He built it much the way a politician would solicit votes: he knocked on dozens of doors a day, asking people to come to his Sunday evening service. He took notes on their responses, followed up with phone calls - and slowly built his congregation. He helped his cause with some aggressive - and, for the time, audacious - self-promotion. Shortly after founding the church, he launched a daily radio broadcast. In 1968 he began televising his sermons, in a show called The Old-Time Gospel Hour, which by 1980 had 21 million viewers. Still on the air, it is the longest continuously running religious broadcast on television.

Like many southern preachers, Falwell opposed black civil rights; in 1965 he told his congregation he would find it impossible to preach the pure gospel and still participate in such reforms, and that integration would mean the destruction of the white race. But in later years he was not above massaging the date of his conversion, saying he had first baptised a black family "probably" in 1960, whereas the parish records showed it had not happened until 1971. To the last, he blended his life's work of saving souls with political activism. He recently preached a sermon on global warming, in which he dismissed the issue as "hocus pocus", a satanic plot to distract Christians from the more important work of spreading the gospel.

In 1958 he married a church pianist, Macel Pate.
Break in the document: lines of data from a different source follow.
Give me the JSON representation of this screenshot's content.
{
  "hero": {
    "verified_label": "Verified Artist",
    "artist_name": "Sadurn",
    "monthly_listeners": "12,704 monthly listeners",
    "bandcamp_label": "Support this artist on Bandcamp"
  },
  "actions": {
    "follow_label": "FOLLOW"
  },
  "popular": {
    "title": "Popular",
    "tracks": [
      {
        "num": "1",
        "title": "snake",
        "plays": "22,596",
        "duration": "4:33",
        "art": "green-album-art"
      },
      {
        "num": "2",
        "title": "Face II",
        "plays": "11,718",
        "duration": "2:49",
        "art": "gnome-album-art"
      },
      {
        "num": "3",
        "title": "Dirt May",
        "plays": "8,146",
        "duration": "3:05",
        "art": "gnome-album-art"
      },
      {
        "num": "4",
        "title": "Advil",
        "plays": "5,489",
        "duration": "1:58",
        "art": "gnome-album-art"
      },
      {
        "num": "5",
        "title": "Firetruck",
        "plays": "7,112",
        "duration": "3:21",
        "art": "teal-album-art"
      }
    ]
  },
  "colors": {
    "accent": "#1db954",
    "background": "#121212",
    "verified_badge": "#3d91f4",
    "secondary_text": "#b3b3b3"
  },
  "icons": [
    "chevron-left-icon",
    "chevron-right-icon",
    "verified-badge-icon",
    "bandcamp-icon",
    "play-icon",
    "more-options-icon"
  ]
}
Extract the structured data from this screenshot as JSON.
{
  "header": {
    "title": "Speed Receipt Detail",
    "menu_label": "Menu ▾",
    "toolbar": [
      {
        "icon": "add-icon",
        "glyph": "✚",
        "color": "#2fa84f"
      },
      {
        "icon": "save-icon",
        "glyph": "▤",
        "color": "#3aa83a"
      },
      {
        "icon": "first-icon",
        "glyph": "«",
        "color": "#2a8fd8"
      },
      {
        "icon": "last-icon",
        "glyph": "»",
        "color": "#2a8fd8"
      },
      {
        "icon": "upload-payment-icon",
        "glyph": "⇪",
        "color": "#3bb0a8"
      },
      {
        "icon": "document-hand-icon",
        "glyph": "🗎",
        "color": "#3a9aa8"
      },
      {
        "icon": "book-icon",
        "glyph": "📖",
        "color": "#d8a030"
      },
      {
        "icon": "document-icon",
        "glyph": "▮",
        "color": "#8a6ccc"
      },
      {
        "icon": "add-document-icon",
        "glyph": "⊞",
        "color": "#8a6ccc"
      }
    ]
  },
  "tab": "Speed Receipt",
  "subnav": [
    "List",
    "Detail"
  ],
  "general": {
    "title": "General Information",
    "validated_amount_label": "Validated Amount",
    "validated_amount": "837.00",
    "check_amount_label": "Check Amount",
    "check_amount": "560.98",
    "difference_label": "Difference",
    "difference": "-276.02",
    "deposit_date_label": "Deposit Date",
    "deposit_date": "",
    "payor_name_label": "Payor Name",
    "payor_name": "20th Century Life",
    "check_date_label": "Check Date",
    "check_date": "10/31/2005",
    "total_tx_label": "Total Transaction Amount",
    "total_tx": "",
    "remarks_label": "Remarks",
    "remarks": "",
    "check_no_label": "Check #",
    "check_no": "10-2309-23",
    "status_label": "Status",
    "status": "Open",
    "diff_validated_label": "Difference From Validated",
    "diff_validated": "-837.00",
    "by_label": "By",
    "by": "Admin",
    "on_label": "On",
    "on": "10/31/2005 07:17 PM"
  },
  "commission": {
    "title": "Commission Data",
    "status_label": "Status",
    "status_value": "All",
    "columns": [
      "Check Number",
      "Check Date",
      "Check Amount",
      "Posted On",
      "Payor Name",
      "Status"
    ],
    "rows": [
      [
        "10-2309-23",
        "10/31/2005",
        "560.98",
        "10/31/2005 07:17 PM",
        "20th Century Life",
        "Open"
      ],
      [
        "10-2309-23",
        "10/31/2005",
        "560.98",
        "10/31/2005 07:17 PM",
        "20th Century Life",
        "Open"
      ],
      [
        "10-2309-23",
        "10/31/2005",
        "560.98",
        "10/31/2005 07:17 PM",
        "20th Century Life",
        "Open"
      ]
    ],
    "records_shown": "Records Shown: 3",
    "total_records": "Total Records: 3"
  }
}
She survives him, as do Jonathan and another son and daughter.

· Jerry Lewis Falwell, clergyman, born August 11 1933; died May 15 2007


Christopher Reed

The GuardianTramp

Related Content

Article image
Will Jerry Falwell Jr’s fall from grace end his influence over Trump voters?
Sex scandal surrounding ex-head of Liberty University could weigh on president’s white evangelical fanbase in run-up to election

Harriet Sherwood

28, Aug, 2020 @8:53 AM

Article image
Christian leader Jerry Falwell urges Trump support: 'He’s a moral person'
The evangelical Liberty University president, who helped give Trump the Christian vote in 2016, aims to influence voters again

Harriet Sherwood in Lynchburg, Virginia

09, Oct, 2018 @5:00 AM

Defender of the faith

As ITV halves its religious output and evangelical pressure groups lead the charge against 'blasphemy' on screen, the broadcasters' official adviser on religion, the Bishop of Norwich, tells Maggie Brown why television needs God.

Maggie Brown

27, Mar, 2005 @11:50 PM

Scrap Jerry Springer invitation, say rabbis

Rabbis have criticised a leading Jewish charity for inviting Jerry Springer, the American television presenter, to be the guest speaker at its annual fundraising dinner next week. By Stephen Bates.

Stephen Bates, religious affairs correspondent

21, Jan, 2005 @7:33 AM

The late Jerry Falwell

Michelle Goldberg: The man who called the Teletubbies gay also opposed civil rights, blamed 9/11 on lesbians, and built a more conservative America.

Michelle Goldberg

15, May, 2007 @9:00 PM

Article image
Abusive calls give BBC chiefs a Jerry Springer moment

Guards were last night protecting the homes of two senior BBC executives as complaints from Christian groups at Saturday's showing of Jerry Springer - the Opera escalated into threats of violence. By Owen Gibson.

Owen Gibson, media correspondent

10, Jan, 2005 @11:20 AM

Tim Dowling on televangelism in America today

Tim Dowling goes Christian channel-surfing.

Tim Dowling

02, Mar, 2007 @11:57 PM

Jerry Falwell lives ... in Poland

Michelle Goldberg: The Poles are now investigating whether the Teletubbies are gay as US religious-right style politics spreads through Europe.

Michelle Goldberg

30, May, 2007 @1:00 PM

Article image
Jerry Falwell Jr accused of hypocrisy after sharing photo of pants unzipped
Head of Liberty University is one of Americas’s most powerful evangelical leaders and a prominent backer of Donald Trump

Adam Gabbatt

04, Aug, 2020 @5:35 PM

Comment: Face to faith
Fissiparous evangelical Christians are now being reunited by hatred, says Giles Fraser.

17, Feb, 2007 @11:59 PM